STORM chaser Jeff Higgins has updated his forecast for the monsoonal trough in the Gulf.
Speaking to The Observer this evening, Higgins said despite earlier modelling suggesting a number of possible scenarios with the movement of the trough, it now appears most likely to remain in the Gulf.
It has developed into a tropical low and may further develop into a tropical cyclone.
But Higgins stressed that this is only a slight chance at this stage.
This morning Jeff Higgins said one of a number of possible scenarios is that the trough could move to Cairns before tracking south -- although he stressed that there was only a slight chance of this occurring.
He also said this morning a possible scenario was that it would stay in the Gulf, which is the forecast that appears to be most accurate at this stage.
LISTEN: Jeff Higgins explains
STORM chaser Jeff Higgins has outlined possible scenarios from the monsoonal trough in the north, including one - the perfect storm scenario - where it intensifies over Gulf waters and tracks south.
He said modelling suggests it will intensify in Gulf waters, then could move across to Cairns where it would re-intensify in the Coral Sea before heading south.
But he stressed that this is just one of a number of possible scenarios.
"It is likely to track toward the east, so then it would become an ex-TC or just remain a tropical low along the far north Queensland coast.
"We're quite confident about that forecast.
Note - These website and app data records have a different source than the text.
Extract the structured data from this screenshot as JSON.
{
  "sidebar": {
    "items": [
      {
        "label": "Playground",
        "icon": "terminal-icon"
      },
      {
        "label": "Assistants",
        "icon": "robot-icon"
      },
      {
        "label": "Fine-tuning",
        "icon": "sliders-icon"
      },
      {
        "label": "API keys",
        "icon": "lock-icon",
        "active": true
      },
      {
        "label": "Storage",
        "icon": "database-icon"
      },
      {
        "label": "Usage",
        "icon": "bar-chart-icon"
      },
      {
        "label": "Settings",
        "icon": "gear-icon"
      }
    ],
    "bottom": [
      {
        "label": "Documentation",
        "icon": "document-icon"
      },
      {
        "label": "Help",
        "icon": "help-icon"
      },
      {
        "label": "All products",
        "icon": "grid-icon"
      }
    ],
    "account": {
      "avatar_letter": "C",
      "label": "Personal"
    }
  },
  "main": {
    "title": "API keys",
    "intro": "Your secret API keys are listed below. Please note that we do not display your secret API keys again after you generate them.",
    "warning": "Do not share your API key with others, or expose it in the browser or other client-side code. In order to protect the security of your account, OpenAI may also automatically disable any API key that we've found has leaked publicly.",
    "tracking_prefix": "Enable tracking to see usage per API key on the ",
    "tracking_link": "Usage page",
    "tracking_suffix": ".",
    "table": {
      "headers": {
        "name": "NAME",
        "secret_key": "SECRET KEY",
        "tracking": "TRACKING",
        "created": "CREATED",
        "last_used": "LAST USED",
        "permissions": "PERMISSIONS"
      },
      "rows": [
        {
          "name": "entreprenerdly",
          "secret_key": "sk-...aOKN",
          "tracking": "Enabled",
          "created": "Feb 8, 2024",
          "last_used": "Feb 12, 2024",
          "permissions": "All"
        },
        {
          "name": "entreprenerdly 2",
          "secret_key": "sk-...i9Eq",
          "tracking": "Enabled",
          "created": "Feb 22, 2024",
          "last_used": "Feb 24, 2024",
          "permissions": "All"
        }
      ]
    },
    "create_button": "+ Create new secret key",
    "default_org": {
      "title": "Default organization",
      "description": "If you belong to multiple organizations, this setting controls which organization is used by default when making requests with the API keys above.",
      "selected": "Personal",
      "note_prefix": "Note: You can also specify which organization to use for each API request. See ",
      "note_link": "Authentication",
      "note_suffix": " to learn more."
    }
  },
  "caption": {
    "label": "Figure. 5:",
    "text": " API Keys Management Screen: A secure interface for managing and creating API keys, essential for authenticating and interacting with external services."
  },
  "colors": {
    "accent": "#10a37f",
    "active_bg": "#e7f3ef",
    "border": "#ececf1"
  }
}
"Then also the re-intensification once it enters the Coral Sea -- that's where models start to become very divided," he said, adding that would occur on Thursday.
The storm chaser said a possible scenario is the ridge over Queensland's east coast is likely to pull the trough down.
"If you have a ridge build up over Queensland it will pull it south," he said.
>> RELATED: BOM: Monsoonal trough could move south
That same trough may keep the possible cyclone off Queensland's coast as it tracks south toward the central coast.
But, he said, if an upper trough or a surface trough develops over central Queensland, which modelling suggest is a chance, "it may break that ridge down," he said.
"This would allow the cyclone to track in a more southerly or even south west direction.
"There is a chance of that happening later in the week.
"I guess would have to be within 300km off the coast for it to really effect the coast."
He said parts of north Queensland are expecting 400mm rain falls, showing the severity of the trough.
>> LISTEN: Higgins: 'Wet season has just begun'
*Note: This story was originally published with the headline: 'Trough to become cyclone, track south'